Spirit Producing Pioneer Empirical Debuts SOKA, Distilled From American Sorghum

A deliciously flavorful new liquid that defies categorization

Founded in 2017 (but only available in the US circa 2019), Copenhagen-based alcohol innovation and “flavor company” Empirical is on a quest to contribute extraordinary experiments to a liquor market that often bows to tired trends. As such, releases by the pioneering brand tend to be a breath of fresh air or (in a more literal senses) with the release of SOKA, their new spirit distilled from American sorghum cane juice and syrup, a smooth sip that defies categorization. Lars Williams and Mark Emil Hermansen, Empirical’s founders (alums of the influential and acclaimed noma restaurant and Nordic Food Lab) use flavor as a guiding principle in spirit development. With SOKA, they’ve produced a liquid that’s fresh and creamy enough to love without knowing more, yet nuanced to the point that understanding what goes into it only enhances the entire experience.

“It’s made from a crop you’ve never heard of, distilled in a place you’ve never been,” Hermansen says with a laugh, as we sip SOKA together at Dear Irving on Hudson. He adds that, “Although this is all from American crops, the idea started in Copenhagen one day when a farmer walked in with sorghum. It’s an ancient crop that’s followed humankind wherever we went. It’s available in so many places, and today many farmers use it to regenerate soil.”

To achieve this particular flavor, the duo ventured across America to find the best source of sorghum for their vision. “We distill two different types. First, there’s a fermentation and distillation of the fresh sorghum juice, which we get out of the cane,” Williams explains. “It comes from a partner that we have an hour north of Milwaukee, this very amazing couple named Rich and Brenda. Rich is a like Mad Max engineer. He designed and cast crushing wheels that are powered by the engine of a cement mixer. He’s juicing in the field as he’s cutting the stalk. Also, his wife has ‘sorghum’ as her license plate.” Empirical is able to ferment an hour after that sorghum juice comes from the field, which is important to capture the delicate flavors they’re seeking. In many ways, this part of the process is inspired by Agricola rum production.

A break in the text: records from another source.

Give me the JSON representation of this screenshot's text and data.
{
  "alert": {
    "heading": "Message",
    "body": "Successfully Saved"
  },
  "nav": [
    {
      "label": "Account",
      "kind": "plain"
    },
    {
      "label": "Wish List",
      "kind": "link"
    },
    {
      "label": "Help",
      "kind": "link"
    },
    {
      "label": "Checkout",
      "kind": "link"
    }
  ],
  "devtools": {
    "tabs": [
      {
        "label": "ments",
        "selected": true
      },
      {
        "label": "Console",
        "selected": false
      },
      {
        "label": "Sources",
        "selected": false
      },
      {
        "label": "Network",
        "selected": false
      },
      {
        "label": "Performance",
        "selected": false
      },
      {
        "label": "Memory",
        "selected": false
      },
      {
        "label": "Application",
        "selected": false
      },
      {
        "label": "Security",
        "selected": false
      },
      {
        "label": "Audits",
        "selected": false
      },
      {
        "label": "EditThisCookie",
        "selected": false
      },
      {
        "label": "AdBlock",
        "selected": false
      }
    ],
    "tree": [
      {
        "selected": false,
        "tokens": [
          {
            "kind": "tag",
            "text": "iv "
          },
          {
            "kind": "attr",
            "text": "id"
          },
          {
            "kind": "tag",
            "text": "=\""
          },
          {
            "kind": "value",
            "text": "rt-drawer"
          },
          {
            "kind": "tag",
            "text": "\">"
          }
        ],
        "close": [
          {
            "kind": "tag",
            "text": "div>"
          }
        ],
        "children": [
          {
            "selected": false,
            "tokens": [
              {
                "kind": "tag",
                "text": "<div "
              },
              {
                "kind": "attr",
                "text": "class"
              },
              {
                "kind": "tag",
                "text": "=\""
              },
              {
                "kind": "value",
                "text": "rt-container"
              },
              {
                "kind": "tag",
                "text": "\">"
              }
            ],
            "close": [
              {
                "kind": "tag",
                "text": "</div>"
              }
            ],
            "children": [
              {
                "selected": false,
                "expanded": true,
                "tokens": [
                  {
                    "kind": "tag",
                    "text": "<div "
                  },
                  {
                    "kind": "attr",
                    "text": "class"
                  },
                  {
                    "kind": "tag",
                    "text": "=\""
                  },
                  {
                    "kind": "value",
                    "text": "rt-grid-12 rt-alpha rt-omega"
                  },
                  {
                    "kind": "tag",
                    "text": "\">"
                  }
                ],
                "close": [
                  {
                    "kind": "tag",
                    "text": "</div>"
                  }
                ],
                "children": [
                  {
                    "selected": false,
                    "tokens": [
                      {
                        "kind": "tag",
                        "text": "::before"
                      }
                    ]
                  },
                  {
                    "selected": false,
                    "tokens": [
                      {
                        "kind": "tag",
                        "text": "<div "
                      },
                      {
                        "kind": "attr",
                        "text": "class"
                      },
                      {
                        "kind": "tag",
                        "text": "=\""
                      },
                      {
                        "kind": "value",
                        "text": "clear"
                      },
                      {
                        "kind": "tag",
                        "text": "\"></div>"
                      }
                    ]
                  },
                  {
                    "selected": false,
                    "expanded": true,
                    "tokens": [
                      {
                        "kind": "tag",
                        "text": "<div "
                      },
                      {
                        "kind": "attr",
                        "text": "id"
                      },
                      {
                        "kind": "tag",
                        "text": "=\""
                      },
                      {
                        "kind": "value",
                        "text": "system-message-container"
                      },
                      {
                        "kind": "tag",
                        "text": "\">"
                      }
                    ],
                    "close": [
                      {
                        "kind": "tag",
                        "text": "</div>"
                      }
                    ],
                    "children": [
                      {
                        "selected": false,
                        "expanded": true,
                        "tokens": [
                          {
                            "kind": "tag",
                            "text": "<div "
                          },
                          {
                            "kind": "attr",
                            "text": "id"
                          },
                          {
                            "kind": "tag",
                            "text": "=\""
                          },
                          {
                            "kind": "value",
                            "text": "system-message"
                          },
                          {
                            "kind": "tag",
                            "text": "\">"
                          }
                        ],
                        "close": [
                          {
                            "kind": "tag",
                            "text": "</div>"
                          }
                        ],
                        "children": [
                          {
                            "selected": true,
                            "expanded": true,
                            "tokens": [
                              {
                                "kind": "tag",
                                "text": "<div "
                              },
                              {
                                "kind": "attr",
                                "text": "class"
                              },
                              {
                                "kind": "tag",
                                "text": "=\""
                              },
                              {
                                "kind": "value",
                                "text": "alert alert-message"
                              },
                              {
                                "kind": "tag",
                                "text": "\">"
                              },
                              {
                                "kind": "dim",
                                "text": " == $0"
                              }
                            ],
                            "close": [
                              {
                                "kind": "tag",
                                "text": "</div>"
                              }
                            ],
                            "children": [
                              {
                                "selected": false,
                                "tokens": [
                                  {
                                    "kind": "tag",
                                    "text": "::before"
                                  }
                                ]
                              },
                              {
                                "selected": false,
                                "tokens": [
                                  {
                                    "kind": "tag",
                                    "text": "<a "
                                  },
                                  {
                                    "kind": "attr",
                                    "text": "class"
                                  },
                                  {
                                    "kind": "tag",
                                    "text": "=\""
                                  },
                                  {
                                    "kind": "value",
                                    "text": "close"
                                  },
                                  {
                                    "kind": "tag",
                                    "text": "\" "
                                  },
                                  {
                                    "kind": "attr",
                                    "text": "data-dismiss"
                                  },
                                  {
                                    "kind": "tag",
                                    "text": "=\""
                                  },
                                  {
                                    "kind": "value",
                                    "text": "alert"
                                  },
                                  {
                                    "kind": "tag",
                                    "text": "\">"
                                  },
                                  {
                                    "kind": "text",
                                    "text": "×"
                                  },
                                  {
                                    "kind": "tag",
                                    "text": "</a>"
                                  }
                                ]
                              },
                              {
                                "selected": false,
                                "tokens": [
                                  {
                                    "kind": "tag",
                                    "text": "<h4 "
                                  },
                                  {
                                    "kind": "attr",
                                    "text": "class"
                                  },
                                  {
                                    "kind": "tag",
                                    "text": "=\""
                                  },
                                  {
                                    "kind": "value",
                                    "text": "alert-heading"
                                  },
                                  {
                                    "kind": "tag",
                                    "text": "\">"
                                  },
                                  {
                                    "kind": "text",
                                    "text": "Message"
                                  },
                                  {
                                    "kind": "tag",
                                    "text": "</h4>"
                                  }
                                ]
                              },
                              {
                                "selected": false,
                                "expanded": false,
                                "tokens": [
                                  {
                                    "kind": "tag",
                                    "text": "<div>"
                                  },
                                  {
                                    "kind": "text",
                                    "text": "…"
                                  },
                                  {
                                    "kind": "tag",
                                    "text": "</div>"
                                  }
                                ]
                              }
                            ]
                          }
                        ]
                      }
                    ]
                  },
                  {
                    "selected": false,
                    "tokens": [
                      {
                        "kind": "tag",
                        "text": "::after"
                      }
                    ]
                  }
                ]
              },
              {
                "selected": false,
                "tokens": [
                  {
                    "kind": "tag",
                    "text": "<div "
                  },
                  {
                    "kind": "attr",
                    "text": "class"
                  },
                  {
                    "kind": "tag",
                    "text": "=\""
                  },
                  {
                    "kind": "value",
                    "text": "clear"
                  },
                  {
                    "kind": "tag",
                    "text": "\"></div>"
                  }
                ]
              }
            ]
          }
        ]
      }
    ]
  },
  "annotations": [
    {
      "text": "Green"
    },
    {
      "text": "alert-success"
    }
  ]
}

“The other part of it is syrup that we get from Kentucky, from a Vietnam veteran named Danny Ray Townsend, the president of the National Sorghum Producers,” Williams continues. “He cuts cane then comes back the next day and juices it. The juice is quite a bit different. He makes a wonderful syrup, which we take. Our syrup distillation takes inspiration from the dunder pit process behind some Jamaican rums. We use the leftover juice from the first distillation as strike water for the syrup. We are leaning into the sorghum to emphasize it.” The Empirical team did a lot of legwork to find these partners.

As for how they found this particular two-step path for their spirit, Williams says, “We did a limited test run in Copenhagen so we knew the direction we wanted to take. We did 10 different fermentations with different yeasts to find one that balanced the flavor of the syrup. The dunder pit came on the fly. I fell in love with the juice and wanted to bring it back into the second distillation.”

Though there are nods to rum in the process and on the palate of the finished product and sorghum is a sweet cane crop, this really isn’t like any other spirit on the market. “We are trying to do something super-volatile [or, evaporative],” Williams says. “We call it a freeform category. It’s very versatile and very smooth. It also sits at a price point that’s more approachable for trade and consumers.”

On the nose, the liquid wafts up notes reminiscent of calvados (though, we imagine, many will have trouble placing it). “To me, it’s green apples and sorrel,” Williams adds. On the tongue, it’s something like a cousin to a vegetal, finessed rum. “We’re very proud of the terroir part of it,” Williams says, “and not having a botanical like we had with some of our other core products. We lean into the flavor of the landscape—this straw and cut grass.” It’s worth sharing the poetic description from Empirical’s tasting notes, purely for context: SOKA “captures the sense memory of walking through a fragrant field.” 

Since its debut in June, SOKA has already received plenty of positive feedback from bartenders—because it can swap in for most spirits in classic cocktails. It’s really approachable, though, for anyone who might be intimidated by a spirit that can’t be categorized, Hermansen says, “It’s OK to like special and delicious things.”

As with other products in their portfolio, SOKA was a risk. “One of my best friends called me when I was in Milwaukee and he said to me, ‘Let me get this straight, you’re making a spirit that you’ve never made before on a machine you’ve never used before with a crop that most people haven’t heard of.’ We tend to walk the line between impossible and possible. That’s a good place for us to be.” And once again, it worked.

Images courtesy of Empirical